The secretary of Iran’s Supreme National Security Council (SNSC), Rear Admiral Ali Shamkhani, said on Saturday that the assassination of General Qasem Soleimani by US forces was Washington’s “biggest gift” to terrorism in the region, according to Press TV.
“Resentment and grudge of the US and the Zionist regime [Israel] against […] Qassem Soleimani and Abu Mahdi al-Muhandis were due to their irreplaceable role in fighting Takfiri terrorism in the region and revealing the US' anti-terrorism charade,” Shamkhani said, addressing a meeting on Soleimani’s killing, according to the outlet.
The meeting, attended by number of Iranian judicial, political, security, intelligence, and military officials, was reportedly dedicated to a discussion on "political and legal aspects" of the extrajudicial killing of the general, one of the most respected figures in Iran, and making necessary decisions to speed up the process of retribution and justice for the assassination, according to Mehr News.
Shamkhani said that the international community “must appreciate the efforts and sacrifices” made by the late general Soleimani and al-Muhandis in the fight against terrorism in the region.
On Monday, Tehran’s prosecutor-general, Ali Alqasi-Mehr, announced that Iran has approved a measure to ask Interpol to put US President Donald Trump, along with dozens of US and foreign officials, on its international Red Notice of wanted persons over Soleimani's killing.
“It was possible to identify 36 persons who participated in preparations for and were involved in the assassination of Qasem Soleimani, among them political and military figures from the United States and other countries,” Alqasi-Mehr said in a statement. “At the top of the list is US president Donald Trump”.
Later in the day, an Interpol spokesperson said that they would not consider any Iranian request for Trump's arrest, citing the organization’s guidelines.
“In accordance with Article 3 of Interpol's Constitution, 'it is strictly forbidden for the Organisation to undertake any intervention or activities of a political, military, religious or racial character.' Therefore, if and when such requests are sent to the general secretariat […] Interpol will not consider requests of this kind,” the spokesperson said.
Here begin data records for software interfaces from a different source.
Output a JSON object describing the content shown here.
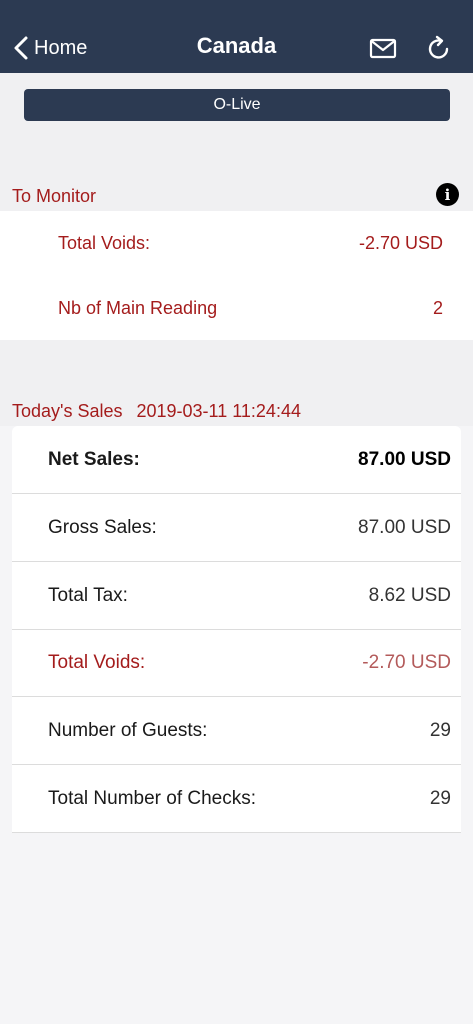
{
  "nav": {
    "back_label": "Home",
    "title": "Canada",
    "mail_icon": "mail-icon",
    "refresh_icon": "refresh-icon"
  },
  "status_bar_label": "O-Live",
  "monitor": {
    "header": "To Monitor",
    "info_icon": "info-icon",
    "rows": [
      {
        "label": "Total Voids:",
        "value": "-2.70 USD"
      },
      {
        "label": "Nb of Main Reading",
        "value": "2"
      }
    ]
  },
  "sales": {
    "header": "Today's Sales",
    "datetime": "2019-03-11 11:24:44",
    "rows": [
      {
        "label": "Net Sales:",
        "value": "87.00 USD",
        "style": "bold"
      },
      {
        "label": "Gross Sales:",
        "value": "87.00 USD",
        "style": "normal"
      },
      {
        "label": "Total Tax:",
        "value": "8.62 USD",
        "style": "normal"
      },
      {
        "label": "Total Voids:",
        "value": "-2.70 USD",
        "style": "red"
      },
      {
        "label": "Number of Guests:",
        "value": "29",
        "style": "normal"
      },
      {
        "label": "Total Number of Checks:",
        "value": "29",
        "style": "normal"
      }
    ]
  },
  "colors": {
    "navbar": "#2c3a52",
    "accent_red": "#a41c1c",
    "background": "#f5f5f7"
  }
}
On 3 January, US forces conducted a targeted drone attack against Generals Qasem Soleimani and Abu Mahdi al-Muhandis near the Baghdad International Airport, as the Iranian general was carrying out a goodwill visit to Iraq to normalize Iran’s relations with regional states.
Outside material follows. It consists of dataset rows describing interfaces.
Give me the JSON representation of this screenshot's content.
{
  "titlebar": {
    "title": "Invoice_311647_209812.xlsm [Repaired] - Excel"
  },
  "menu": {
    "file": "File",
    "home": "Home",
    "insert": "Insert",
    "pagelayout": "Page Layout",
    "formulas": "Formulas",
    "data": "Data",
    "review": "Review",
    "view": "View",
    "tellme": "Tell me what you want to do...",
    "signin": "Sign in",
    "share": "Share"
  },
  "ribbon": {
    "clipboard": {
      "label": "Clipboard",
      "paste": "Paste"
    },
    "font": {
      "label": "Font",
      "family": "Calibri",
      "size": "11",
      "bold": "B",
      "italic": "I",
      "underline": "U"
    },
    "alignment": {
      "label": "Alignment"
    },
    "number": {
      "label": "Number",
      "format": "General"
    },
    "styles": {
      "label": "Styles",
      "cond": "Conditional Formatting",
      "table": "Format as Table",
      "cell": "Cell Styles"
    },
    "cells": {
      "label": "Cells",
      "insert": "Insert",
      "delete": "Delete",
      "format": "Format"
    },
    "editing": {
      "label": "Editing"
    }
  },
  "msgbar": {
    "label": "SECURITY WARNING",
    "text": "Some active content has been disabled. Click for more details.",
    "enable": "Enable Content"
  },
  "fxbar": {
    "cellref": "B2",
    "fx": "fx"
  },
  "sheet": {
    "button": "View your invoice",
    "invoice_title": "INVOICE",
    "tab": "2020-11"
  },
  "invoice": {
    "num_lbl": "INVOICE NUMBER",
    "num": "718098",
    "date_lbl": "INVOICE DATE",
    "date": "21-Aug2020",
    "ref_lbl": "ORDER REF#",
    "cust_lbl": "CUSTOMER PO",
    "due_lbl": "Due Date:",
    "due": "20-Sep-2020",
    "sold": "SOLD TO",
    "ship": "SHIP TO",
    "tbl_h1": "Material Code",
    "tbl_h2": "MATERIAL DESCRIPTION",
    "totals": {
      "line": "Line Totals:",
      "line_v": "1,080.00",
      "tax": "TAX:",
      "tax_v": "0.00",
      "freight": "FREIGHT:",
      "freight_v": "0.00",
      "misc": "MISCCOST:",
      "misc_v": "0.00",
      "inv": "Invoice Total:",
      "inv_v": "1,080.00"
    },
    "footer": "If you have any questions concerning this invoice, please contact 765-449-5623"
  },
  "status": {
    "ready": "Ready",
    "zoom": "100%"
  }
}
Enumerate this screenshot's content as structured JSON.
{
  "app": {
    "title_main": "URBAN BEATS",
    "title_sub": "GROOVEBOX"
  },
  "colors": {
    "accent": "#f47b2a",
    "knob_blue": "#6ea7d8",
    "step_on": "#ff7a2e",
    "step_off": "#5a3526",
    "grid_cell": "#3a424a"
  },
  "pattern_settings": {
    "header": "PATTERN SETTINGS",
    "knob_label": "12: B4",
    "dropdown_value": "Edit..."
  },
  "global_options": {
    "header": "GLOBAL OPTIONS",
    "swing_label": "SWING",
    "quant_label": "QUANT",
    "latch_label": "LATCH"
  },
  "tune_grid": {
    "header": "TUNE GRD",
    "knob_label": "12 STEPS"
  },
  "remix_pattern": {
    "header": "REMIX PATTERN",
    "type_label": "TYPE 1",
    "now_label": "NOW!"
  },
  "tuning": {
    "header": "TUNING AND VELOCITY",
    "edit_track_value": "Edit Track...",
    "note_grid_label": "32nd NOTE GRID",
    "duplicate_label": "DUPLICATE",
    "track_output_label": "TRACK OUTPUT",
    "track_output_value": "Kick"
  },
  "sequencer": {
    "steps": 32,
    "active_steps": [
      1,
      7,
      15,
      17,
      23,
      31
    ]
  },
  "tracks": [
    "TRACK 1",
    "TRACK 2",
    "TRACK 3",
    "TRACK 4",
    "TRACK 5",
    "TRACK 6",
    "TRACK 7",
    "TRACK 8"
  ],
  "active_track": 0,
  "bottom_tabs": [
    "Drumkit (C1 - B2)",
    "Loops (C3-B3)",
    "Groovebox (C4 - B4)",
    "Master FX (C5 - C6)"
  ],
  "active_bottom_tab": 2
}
Trump at the time declared that the strike against Soleimani was conducted at his order. The Pentagon confirmed its responsibility for the operation.
Soleimani’s assassination resulted in a major escalation of tensions between Tehran and Washington, with Iran officially responding by launching air strikes against two Iraqi military bases housing US troops.